▶ [Work to be completed] For the data below, give the number of lines that include the word "Value" and nothing else.

▶ [Records supplied]
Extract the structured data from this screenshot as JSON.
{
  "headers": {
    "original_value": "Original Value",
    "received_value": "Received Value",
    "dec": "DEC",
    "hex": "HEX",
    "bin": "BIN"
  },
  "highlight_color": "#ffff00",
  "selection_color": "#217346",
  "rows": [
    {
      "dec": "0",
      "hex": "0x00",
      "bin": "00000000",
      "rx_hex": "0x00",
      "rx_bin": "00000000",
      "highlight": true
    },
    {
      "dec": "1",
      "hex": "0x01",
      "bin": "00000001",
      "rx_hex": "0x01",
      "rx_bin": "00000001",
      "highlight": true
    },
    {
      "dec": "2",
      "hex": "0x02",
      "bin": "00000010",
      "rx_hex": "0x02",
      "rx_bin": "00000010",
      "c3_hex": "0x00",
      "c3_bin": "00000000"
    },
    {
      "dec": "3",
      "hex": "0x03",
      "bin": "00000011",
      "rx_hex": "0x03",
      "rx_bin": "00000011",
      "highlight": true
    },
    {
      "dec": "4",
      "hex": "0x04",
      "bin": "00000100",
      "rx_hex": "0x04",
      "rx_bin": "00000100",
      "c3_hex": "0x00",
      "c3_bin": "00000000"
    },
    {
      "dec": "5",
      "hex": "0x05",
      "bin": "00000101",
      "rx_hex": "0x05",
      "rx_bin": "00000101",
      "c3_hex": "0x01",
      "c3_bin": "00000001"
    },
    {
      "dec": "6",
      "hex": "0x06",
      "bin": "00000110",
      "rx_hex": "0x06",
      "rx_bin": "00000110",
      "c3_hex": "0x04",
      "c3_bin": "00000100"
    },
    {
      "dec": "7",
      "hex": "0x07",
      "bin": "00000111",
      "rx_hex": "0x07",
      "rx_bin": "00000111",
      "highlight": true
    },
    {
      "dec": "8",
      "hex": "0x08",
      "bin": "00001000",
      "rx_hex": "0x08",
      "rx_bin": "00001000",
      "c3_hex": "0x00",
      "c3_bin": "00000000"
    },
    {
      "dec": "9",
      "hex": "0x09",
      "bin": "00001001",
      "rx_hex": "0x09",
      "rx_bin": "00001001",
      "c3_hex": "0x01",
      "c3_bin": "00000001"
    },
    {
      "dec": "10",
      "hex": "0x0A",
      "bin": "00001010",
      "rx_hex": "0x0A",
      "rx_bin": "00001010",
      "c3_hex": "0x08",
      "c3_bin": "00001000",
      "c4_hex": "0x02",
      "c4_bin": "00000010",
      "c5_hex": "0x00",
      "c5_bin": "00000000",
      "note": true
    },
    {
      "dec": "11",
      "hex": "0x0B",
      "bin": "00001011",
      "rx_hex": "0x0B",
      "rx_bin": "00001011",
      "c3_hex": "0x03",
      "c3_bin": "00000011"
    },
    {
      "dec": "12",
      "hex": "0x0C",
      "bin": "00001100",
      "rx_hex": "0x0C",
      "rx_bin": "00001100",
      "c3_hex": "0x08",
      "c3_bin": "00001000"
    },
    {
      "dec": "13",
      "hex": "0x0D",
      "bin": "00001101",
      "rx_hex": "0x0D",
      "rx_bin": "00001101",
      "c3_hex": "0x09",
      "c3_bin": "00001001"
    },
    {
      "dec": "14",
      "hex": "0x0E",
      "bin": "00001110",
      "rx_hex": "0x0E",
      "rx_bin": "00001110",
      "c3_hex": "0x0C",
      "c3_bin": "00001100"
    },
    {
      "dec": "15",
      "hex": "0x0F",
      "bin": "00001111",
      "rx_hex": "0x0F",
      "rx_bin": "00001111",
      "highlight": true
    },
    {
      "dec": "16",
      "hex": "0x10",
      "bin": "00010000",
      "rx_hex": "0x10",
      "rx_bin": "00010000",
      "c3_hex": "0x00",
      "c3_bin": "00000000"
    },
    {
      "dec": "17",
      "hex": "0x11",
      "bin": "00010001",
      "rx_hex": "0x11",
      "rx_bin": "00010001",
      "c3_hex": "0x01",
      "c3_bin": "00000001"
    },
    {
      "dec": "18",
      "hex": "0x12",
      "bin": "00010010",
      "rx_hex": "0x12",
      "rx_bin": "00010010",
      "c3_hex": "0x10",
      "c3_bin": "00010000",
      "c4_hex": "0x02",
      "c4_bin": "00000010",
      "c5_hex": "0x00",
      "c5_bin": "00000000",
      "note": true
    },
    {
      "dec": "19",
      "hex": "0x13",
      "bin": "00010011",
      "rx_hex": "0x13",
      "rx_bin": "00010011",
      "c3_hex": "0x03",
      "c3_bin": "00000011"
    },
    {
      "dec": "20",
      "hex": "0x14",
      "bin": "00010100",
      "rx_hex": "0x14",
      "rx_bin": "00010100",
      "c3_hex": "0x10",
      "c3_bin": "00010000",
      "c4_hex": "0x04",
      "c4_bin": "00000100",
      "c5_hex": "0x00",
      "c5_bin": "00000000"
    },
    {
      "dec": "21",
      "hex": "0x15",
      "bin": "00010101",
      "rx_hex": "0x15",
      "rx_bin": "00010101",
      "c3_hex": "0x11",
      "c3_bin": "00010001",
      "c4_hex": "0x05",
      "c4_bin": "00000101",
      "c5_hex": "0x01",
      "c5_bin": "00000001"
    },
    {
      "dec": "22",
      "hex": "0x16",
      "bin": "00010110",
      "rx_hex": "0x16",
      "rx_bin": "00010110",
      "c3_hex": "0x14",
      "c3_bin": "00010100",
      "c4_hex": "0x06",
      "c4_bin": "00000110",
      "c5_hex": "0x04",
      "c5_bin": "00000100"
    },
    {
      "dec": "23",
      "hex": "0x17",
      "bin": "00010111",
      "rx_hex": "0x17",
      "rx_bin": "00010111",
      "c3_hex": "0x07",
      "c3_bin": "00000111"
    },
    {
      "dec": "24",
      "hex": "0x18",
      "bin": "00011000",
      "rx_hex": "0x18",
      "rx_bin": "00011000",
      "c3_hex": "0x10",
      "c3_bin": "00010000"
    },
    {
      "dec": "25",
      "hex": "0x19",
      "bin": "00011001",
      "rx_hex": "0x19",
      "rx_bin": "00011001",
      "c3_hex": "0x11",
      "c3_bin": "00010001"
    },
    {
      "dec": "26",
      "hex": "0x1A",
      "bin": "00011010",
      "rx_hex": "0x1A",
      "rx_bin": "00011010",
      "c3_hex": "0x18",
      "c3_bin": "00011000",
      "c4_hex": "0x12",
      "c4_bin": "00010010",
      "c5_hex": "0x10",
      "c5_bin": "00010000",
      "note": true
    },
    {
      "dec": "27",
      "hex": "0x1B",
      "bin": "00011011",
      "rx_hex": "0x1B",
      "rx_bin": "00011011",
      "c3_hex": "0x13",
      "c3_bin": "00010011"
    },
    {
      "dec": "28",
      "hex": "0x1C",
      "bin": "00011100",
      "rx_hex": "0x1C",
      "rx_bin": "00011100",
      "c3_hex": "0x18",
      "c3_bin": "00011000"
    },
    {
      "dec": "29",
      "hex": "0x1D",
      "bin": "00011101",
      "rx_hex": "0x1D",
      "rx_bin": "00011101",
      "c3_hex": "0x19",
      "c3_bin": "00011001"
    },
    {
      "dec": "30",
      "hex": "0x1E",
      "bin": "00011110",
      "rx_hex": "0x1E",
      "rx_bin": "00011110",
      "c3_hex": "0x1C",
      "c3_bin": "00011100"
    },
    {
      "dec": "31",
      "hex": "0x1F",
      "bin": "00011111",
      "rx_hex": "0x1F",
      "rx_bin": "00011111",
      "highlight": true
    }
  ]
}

▶ [Output of the exercise] 2